+++ Dataset records +++

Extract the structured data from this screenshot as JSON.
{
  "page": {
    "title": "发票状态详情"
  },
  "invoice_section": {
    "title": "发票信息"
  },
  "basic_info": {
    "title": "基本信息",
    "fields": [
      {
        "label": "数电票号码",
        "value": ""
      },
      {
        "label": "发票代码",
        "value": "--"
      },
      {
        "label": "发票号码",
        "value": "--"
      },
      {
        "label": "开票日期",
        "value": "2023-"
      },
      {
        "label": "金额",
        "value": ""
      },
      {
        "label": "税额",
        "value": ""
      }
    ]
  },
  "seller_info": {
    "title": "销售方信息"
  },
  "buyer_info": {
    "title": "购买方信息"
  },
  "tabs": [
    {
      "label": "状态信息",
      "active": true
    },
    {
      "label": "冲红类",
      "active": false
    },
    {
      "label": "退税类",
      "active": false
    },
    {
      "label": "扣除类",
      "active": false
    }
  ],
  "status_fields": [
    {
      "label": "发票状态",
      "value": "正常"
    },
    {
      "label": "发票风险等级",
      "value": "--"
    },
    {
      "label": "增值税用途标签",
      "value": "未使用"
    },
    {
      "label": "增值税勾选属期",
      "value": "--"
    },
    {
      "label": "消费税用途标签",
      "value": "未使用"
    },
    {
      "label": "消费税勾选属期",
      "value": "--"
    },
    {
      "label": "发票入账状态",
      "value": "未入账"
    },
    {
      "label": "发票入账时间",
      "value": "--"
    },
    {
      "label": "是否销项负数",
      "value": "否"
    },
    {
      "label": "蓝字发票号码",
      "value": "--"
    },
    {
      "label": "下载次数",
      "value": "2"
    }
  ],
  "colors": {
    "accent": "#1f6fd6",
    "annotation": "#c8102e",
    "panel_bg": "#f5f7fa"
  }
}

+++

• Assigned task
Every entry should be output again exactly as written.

• Solution for this task
Extract the structured data from this screenshot as JSON.
{
  "page": {
    "title": "发票状态详情"
  },
  "invoice_section": {
    "title": "发票信息"
  },
  "basic_info": {
    "title": "基本信息",
    "fields": [
      {
        "label": "数电票号码",
        "value": ""
      },
      {
        "label": "发票代码",
        "value": "--"
      },
      {
        "label": "发票号码",
        "value": "--"
      },
      {
        "label": "开票日期",
        "value": "2023-"
      },
      {
        "label": "金额",
        "value": ""
      },
      {
        "label": "税额",
        "value": ""
      }
    ]
  },
  "seller_info": {
    "title": "销售方信息"
  },
  "buyer_info": {
    "title": "购买方信息"
  },
  "tabs": [
    {
      "label": "状态信息",
      "active": true
    },
    {
      "label": "冲红类",
      "active": false
    },
    {
      "label": "退税类",
      "active": false
    },
    {
      "label": "扣除类",
      "active": false
    }
  ],
  "status_fields": [
    {
      "label": "发票状态",
      "value": "正常"
    },
    {
      "label": "发票风险等级",
      "value": "--"
    },
    {
      "label": "增值税用途标签",
      "value": "未使用"
    },
    {
      "label": "增值税勾选属期",
      "value": "--"
    },
    {
      "label": "消费税用途标签",
      "value": "未使用"
    },
    {
      "label": "消费税勾选属期",
      "value": "--"
    },
    {
      "label": "发票入账状态",
      "value": "未入账"
    },
    {
      "label": "发票入账时间",
      "value": "--"
    },
    {
      "label": "是否销项负数",
      "value": "否"
    },
    {
      "label": "蓝字发票号码",
      "value": "--"
    },
    {
      "label": "下载次数",
      "value": "2"
    }
  ],
  "colors": {
    "accent": "#1f6fd6",
    "annotation": "#c8102e",
    "panel_bg": "#f5f7fa"
  }
}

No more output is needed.